(TASK INPUTS)

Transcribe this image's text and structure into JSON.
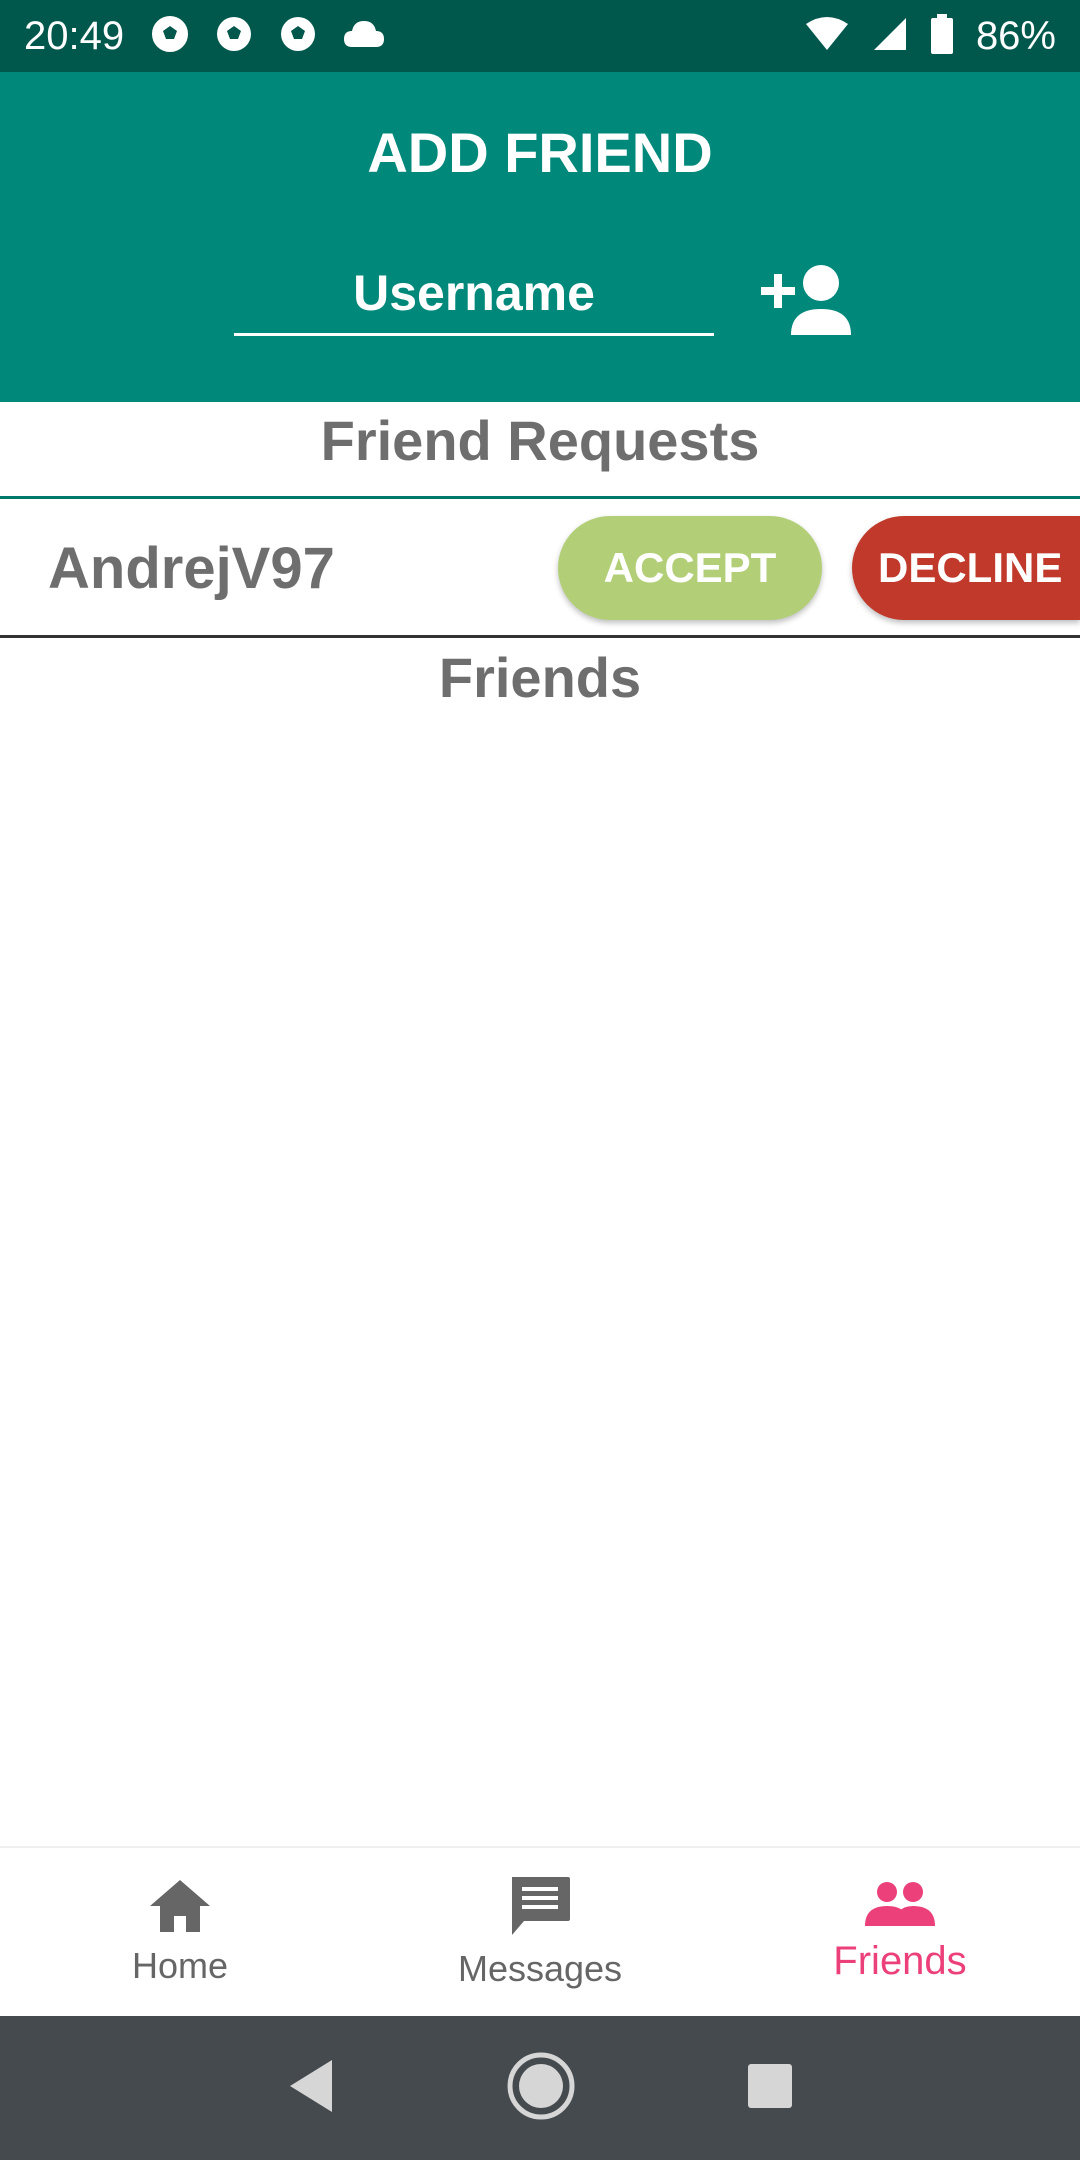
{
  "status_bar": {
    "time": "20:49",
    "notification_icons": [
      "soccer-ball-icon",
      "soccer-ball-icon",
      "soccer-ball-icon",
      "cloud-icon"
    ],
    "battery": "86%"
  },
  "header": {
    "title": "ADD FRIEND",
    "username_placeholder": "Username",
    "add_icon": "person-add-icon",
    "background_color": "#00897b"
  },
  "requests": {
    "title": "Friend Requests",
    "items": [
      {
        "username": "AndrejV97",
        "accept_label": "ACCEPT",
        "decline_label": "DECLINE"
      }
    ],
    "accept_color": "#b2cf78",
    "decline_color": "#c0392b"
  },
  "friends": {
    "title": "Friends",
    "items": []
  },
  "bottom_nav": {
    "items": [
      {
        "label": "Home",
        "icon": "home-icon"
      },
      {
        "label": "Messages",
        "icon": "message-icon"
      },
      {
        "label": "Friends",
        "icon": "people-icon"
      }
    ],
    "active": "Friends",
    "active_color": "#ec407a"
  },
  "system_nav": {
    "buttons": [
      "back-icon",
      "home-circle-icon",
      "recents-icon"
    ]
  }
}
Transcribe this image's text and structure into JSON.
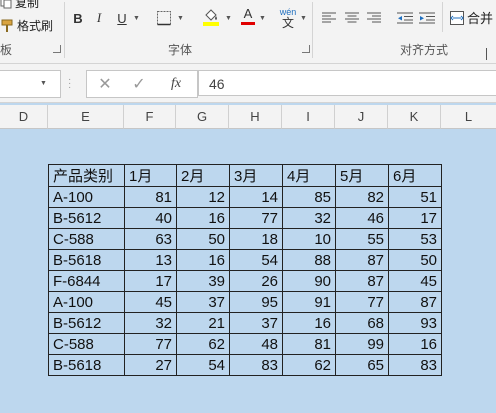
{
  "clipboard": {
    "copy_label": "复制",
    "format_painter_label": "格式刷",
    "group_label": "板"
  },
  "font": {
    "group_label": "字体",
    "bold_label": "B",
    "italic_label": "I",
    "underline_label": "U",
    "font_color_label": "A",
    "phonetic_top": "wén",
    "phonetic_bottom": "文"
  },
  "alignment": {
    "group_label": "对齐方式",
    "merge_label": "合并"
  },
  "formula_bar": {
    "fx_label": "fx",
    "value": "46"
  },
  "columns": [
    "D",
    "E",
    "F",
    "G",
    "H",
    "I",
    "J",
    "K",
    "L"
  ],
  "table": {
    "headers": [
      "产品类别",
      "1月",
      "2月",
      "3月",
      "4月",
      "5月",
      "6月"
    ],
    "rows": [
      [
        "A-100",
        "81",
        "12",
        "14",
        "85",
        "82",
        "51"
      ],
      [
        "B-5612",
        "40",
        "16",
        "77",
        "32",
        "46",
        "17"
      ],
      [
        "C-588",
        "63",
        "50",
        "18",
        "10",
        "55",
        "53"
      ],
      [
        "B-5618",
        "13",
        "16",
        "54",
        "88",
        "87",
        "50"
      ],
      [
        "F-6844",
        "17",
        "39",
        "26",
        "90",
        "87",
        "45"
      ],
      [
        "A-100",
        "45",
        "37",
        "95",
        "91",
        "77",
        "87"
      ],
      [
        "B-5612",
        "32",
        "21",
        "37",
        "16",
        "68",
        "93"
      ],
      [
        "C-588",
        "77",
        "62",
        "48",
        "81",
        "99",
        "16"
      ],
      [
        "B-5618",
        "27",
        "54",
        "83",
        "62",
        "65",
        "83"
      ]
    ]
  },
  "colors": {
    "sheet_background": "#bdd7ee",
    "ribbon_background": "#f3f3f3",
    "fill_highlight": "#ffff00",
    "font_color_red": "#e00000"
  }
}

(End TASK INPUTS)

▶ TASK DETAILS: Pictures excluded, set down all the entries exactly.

▶ WRITTEN RESPONSE:
Transcribe this image's text and structure into JSON.
{
  "status_bar": {
    "time": "20:49",
    "notification_icons": [
      "soccer-ball-icon",
      "soccer-ball-icon",
      "soccer-ball-icon",
      "cloud-icon"
    ],
    "battery": "86%"
  },
  "header": {
    "title": "ADD FRIEND",
    "username_placeholder": "Username",
    "add_icon": "person-add-icon",
    "background_color": "#00897b"
  },
  "requests": {
    "title": "Friend Requests",
    "items": [
      {
        "username": "AndrejV97",
        "accept_label": "ACCEPT",
        "decline_label": "DECLINE"
      }
    ],
    "accept_color": "#b2cf78",
    "decline_color": "#c0392b"
  },
  "friends": {
    "title": "Friends",
    "items": []
  },
  "bottom_nav": {
    "items": [
      {
        "label": "Home",
        "icon": "home-icon"
      },
      {
        "label": "Messages",
        "icon": "message-icon"
      },
      {
        "label": "Friends",
        "icon": "people-icon"
      }
    ],
    "active": "Friends",
    "active_color": "#ec407a"
  },
  "system_nav": {
    "buttons": [
      "back-icon",
      "home-circle-icon",
      "recents-icon"
    ]
  }
}
Transcribe this image's text and structure into JSON.
{
  "clipboard": {
    "copy_label": "复制",
    "format_painter_label": "格式刷",
    "group_label": "板"
  },
  "font": {
    "group_label": "字体",
    "bold_label": "B",
    "italic_label": "I",
    "underline_label": "U",
    "font_color_label": "A",
    "phonetic_top": "wén",
    "phonetic_bottom": "文"
  },
  "alignment": {
    "group_label": "对齐方式",
    "merge_label": "合并"
  },
  "formula_bar": {
    "fx_label": "fx",
    "value": "46"
  },
  "columns": [
    "D",
    "E",
    "F",
    "G",
    "H",
    "I",
    "J",
    "K",
    "L"
  ],
  "table": {
    "headers": [
      "产品类别",
      "1月",
      "2月",
      "3月",
      "4月",
      "5月",
      "6月"
    ],
    "rows": [
      [
        "A-100",
        "81",
        "12",
        "14",
        "85",
        "82",
        "51"
      ],
      [
        "B-5612",
        "40",
        "16",
        "77",
        "32",
        "46",
        "17"
      ],
      [
        "C-588",
        "63",
        "50",
        "18",
        "10",
        "55",
        "53"
      ],
      [
        "B-5618",
        "13",
        "16",
        "54",
        "88",
        "87",
        "50"
      ],
      [
        "F-6844",
        "17",
        "39",
        "26",
        "90",
        "87",
        "45"
      ],
      [
        "A-100",
        "45",
        "37",
        "95",
        "91",
        "77",
        "87"
      ],
      [
        "B-5612",
        "32",
        "21",
        "37",
        "16",
        "68",
        "93"
      ],
      [
        "C-588",
        "77",
        "62",
        "48",
        "81",
        "99",
        "16"
      ],
      [
        "B-5618",
        "27",
        "54",
        "83",
        "62",
        "65",
        "83"
      ]
    ]
  },
  "colors": {
    "sheet_background": "#bdd7ee",
    "ribbon_background": "#f3f3f3",
    "fill_highlight": "#ffff00",
    "font_color_red": "#e00000"
  }
}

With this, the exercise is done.